Zoran Skoda
Galilean structure

A Galilean structure is a 5-tuple G=( 4, 4,μ,t,(,))G = (\mathcal{B}^4, \mathbb{R}^4, \mu, t, (,)) where ( 4, 4,μ)(\mathcal{B}^4, \mathbb{R}^4, \mu) is a 4-dimensional affine space, t: 4t : \mathbb{R}^4 \rightarrow \mathbb{R} is a nonzero \mathbb{R}-linear map and (,):kert×kert 0(,) : ker\, t \times ker\,t \rightarrow \mathbb{R}_{\geq 0} is a real inner product on 3-dimensional \mathbb{R}-vector space kertker\,t.

The elements of 4\mathcal{B}^4 will be called events. For any two events aa and bb we define the time interval between them to be t(ba)t(b - a). If the time interval between events aa and aa' is 00 then we say that aa and aa' are simultaneous events. Fix an event aa. The set a 3\mathcal{B}^3_a of all events which are simultaneous with aa is simply a+kerta + ker\,t. Action of 4\mathbb{R}^4 on 4\mathcal{B}^4 thus restricts to an action of kertker\,t on a 3\mathcal{B}^3_a which therefore becomes a 3-dimensional affine space.

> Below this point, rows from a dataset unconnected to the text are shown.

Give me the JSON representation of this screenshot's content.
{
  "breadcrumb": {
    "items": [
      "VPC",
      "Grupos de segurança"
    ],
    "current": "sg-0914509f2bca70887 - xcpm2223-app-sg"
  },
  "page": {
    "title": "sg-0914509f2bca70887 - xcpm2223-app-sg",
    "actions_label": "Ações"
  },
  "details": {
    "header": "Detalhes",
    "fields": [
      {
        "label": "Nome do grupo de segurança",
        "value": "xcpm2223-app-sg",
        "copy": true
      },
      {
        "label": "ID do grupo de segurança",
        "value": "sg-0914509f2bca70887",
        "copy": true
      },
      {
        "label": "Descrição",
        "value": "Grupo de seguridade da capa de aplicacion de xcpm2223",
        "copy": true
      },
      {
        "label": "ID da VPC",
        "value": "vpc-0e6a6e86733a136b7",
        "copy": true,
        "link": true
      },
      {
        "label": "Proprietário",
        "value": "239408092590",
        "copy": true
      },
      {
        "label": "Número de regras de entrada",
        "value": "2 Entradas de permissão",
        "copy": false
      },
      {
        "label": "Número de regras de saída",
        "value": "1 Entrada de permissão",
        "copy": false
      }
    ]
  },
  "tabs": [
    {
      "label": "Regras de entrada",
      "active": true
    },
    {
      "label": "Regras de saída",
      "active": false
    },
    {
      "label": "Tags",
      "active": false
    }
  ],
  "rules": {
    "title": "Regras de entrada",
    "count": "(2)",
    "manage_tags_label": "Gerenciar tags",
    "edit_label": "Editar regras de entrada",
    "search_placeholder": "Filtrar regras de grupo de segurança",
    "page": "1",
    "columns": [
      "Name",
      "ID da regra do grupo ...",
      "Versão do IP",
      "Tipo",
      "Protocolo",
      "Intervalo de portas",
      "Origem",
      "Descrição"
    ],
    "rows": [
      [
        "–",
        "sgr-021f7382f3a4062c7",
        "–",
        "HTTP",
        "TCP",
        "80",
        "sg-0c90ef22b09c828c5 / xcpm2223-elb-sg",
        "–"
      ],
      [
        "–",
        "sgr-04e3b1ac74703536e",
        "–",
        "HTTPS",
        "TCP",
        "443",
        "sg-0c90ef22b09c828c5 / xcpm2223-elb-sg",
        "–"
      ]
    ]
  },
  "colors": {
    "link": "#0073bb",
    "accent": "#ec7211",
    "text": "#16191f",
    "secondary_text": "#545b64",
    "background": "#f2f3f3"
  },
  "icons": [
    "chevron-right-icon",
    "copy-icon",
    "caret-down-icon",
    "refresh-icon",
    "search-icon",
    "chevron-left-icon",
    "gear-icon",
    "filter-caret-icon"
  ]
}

If a,aa,a' are simultaneous events we can speak of the space distance between them. It is simply the length of the parallel displacement aaa' - a with respect to the norm induced by inner product on kertker\,t:

(1)d 3(a,a)=aa=(aa,aa). d_3(a,a') = \| a' - a \| = \sqrt{(a' - a, a' - a)}.

However there is no natural choice of space distance between the events which are not simultaneous. We can not even say for two such events if they took place at the same point. Indeed, imagine that we define such a notion. Then the naturality would mean that that notion is determined solely in terms of Galilean structure. In other words it should be preserved by the maps between Galilean structure which preserve it in the following sense.

A map A: 4 4A : \mathcal{B}^4 \rightarrow \mathcal{B}^4 is called a Galilean transformation if it preserves the Galilean structure. More precisely, AA is an affine map such that

(2)t(ba)=t(A(b)A(a)) t(b - a) = t(A(b) - A(a))

and (ba,ca)=(A(b)A(a),A(c)A(a))(b - a, c - a) = (A(b) - A(a), A(c) - A(a)) for any three events a,b,c 4a,b,c \in \mathcal{B}^4.

Definition. Let vkertv \in ker\,t. The uniform motion A v,aA_{v,a} with velocity vv cooccuring with event aa is the Galilean transformation given by

(3)calA v,a(a+w)=a+w+t(w)v. {\cal A}_{v,a}(a + w)= a + w + t(w)v\,.

The problem with non-simultaneous events above can now be restated as assertion that for any two non-simultaneous events a,b 4a,b \in \mathcal{B}^4 and any event bb' simultaneous with bb, the uniform motion A v,aA_{v,a} where v=bbt(ba)kertv = \frac{b' - b}{t(b-a)} \in ker\,t leaves aa intact and changes bb into bb'. Thus if aa and bb ‘took place’ at the same point by some magic definition, that notion will be ruined by the Galilean transformation mentioned.

Lemma. Let pqp \neq q be two points in some affine space \mathcal{B} over a division ring kk. The set

(4) 1(p,q)={p+α(qp)|αk} \mathcal{B}^1(p,q) = \{ p + \alpha (q-p) \,|\, \alpha \in k \}

has a natural structure of a left 1-dimensional kk-vector space and therefore also the natural structure of a 1-dimensional kk-affine space. The inclusion of sets ι: 1(p,q)\iota : \mathcal{B}^1(p,q) \rightarrow \mathcal{B} is an affine map.

Lemma. Let pp and qq be two non-simultaneous events in a Galilean structure G=( 4, 4,μ,t,(,))G = (\mathcal{B}^4, \mathbb{R}^4, \mu, t, (,)). Then for every point r 4r \in \mathcal{B}^4 there is exactly one point r 4r' \in \mathcal{B}^4 simultaneous with rr and belonging to 1(p,q)\mathcal{B}^1(p,q).

Created on July 13, 2009 at 20:40:32. See the history of this page for a list of all contributions to it.